Saturday, February 22, 2014

Just Citizens Governing Two Republics: Their State and the Union of States




Counter-intuitively, the preamble to the United States Constitution offers citizens Just Civic Governance by Justly Governed Citizens. Most citizens just want to be free to live in peace, yet peaceful citizens find themselves perpetually at odds over the majority federal vote. Why? I think it is because events that no one anticipated have obscured the literal preamble. Peaceful citizens may live their lives the way they want to, with one exception:  they must fulfill the preamble, perhaps updated from 1787, in governance of self, state, and union of states.
The preamble is needed, because just governance is needed. Just governance is needed because no two citizens pursue happiness alike---neither the same way nor for the same ends. To accommodate wonderfully different paths to happiness, citizens need a regulator. When traffic signals are powerless, for example, during recovery from Hurricane Isaac in August 2012, there is chaos. Drivers are relieved with green lights restored for safe, expedient passage and red lights for prompt stops. A few offenders demand force, but most citizens empower traffic control. For just civic governance, citizens need a prompter against their freedom restricting another citizen’s justice, but so far, most citizens have not empowered the preamble.
Just civic governance is offered by the literal preamble only by chance. The signers of the Constitution debated states’ rights versus a people’s republic, and by a final vote of 65% decided for “We the People,” obscuring the rest of the phrase, “of the United States.” However, the Constitution’s articles empower regimes to abuse citizens, based on the claim that citizens behave only under force. The signers knew the Constitution was imperfect, so they provided means to amend injustices as they are discovered, debated, and corrected. It is not surprising that the signers overlooked that the important phrase is "We the People of the United States," to emphasize the definition in the preamble, which invokes good behavior.

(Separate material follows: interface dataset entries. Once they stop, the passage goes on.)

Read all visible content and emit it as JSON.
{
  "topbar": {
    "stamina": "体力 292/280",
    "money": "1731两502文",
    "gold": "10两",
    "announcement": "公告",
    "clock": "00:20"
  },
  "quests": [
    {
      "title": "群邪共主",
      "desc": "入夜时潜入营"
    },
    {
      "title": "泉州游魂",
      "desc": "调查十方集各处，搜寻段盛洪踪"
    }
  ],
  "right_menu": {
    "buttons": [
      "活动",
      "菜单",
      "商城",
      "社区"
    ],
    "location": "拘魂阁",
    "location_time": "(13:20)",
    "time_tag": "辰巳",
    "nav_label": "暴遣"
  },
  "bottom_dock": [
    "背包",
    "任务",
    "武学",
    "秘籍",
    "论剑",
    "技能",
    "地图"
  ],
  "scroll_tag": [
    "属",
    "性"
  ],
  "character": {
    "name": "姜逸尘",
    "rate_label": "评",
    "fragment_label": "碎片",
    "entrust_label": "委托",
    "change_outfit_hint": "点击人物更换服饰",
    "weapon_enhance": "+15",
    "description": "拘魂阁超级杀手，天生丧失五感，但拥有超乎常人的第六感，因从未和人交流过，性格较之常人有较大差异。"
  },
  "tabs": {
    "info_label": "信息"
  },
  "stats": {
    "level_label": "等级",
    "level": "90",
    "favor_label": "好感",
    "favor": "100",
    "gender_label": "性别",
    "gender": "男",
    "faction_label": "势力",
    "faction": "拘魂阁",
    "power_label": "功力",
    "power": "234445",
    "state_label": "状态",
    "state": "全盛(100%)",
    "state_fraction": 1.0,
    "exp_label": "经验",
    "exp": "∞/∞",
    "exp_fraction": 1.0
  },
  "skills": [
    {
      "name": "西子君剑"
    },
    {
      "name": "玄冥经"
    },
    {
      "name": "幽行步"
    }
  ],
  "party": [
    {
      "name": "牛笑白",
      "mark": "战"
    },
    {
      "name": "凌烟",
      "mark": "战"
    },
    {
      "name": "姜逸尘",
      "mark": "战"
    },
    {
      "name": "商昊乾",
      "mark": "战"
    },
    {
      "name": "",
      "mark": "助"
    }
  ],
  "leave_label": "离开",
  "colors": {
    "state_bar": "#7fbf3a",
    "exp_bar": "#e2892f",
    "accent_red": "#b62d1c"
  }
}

Most infants have the inborn inclination to behave; they grow goodness if they are so coached; evil is taught by example. Assuming that human good only comes by force is a self-fulfilling evil. Signers like Benjamin Franklin urged the people to be informed enough to preserve the republic that may offer just governance. However, for 225 years, political parties have influenced citizens to think that most people behave under two forces: the coercion of theism enforced by government. In democracy, only one vote is needed to influence followers to jump off a cliff, and the group that is one vote short goes, too. From “Out of many, one” (1782) regimes coerced America to “Under God” (1954), and the subsequent six decades have reaped exponential decline.
That's not to say that both theism and government are evil. Theisms motivate many people to just self-governance; however, so many theisms exist and have been found wanting by so many persons that it is not a basis for just civic governance. People who are attacking each other's god/no-god and devil-control/self-control cannot find mutual civic accommodation. Also, citizens cannot enjoy just governance without government; without traffic signals, drivers crawl through intersections. For 225 years, we have been governing without the moderation offered by the preamble. By not embracing the literal preamble, citizens reject the power to govern justly.

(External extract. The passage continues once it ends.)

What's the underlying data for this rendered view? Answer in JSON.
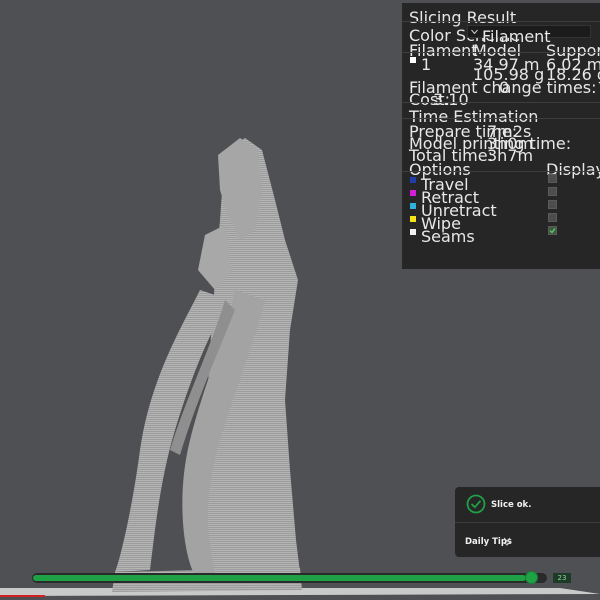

                While the US Constitution states, “The United States shall guarantee to every State in this Union a Republican Form of Government,” many people cite the American democracy, perhaps in an attempt to establish the means for tyranny. The unique American republic is assured not only by the Constitution, but by the citizens distributing designated powers to both horizontal and vertical offices of each state and similarly distributing powers in the union of states or federal government. Replace the republic with a democracy, and America is destroyed.
The signers of the US Constitution vaguely hoped ethical elected-representatives would uphold the Constitution and provide a people’s republic. Informed citizens would vote out misbehaving or unjust representatives. However, the American majority are proving that divided citizens beget dysfunctional governance. But citizens can create a new majority by practicing the preamble. America’s focus on entertainment promises a country so weak another country can take it over in the future. Over 70% of the sexually active population has a sexually transmitted disease. Only just citizens’ cooperation on written, accepted purposes, such as the seven goals in the preamble, can preserve each person’s opportunity to pursue the life they want--not for the distant future, but for their brief time on earth.
Citizens:  become the majority that is cooperatively autonomous yet accommodates every peaceful citizen, as they are and where they are in their quest for the happiness they pursue, not a competitive, special-interest prescription. Support all lawful citizens during their lives, not penalizing liberals during the cycles when conservative interests are served by the majority vote and vice versa. Create, for the first time on earth, just civic governance by justly governed citizens.
My tunnel-view is insufficient. I propose consideration of just civic governance by justly governed citizens on Saturday, June 21, 2014, in Baton Rouge, perhaps calling it Ratification Day, commemorating ratification of the US Constitution by the required nine states and "We the People of the United States" as defined in the preamble. The objective is to promote the preamble and plan how to make celebration of the people and the preamble an annual event. Please contribute to the planning and register for the meeting.


Copyright©2014 by Phillip R. Beaver. All rights reserved. Permission is hereby granted for the publication of all or portions of this paper as long as this complete copyright notice is included.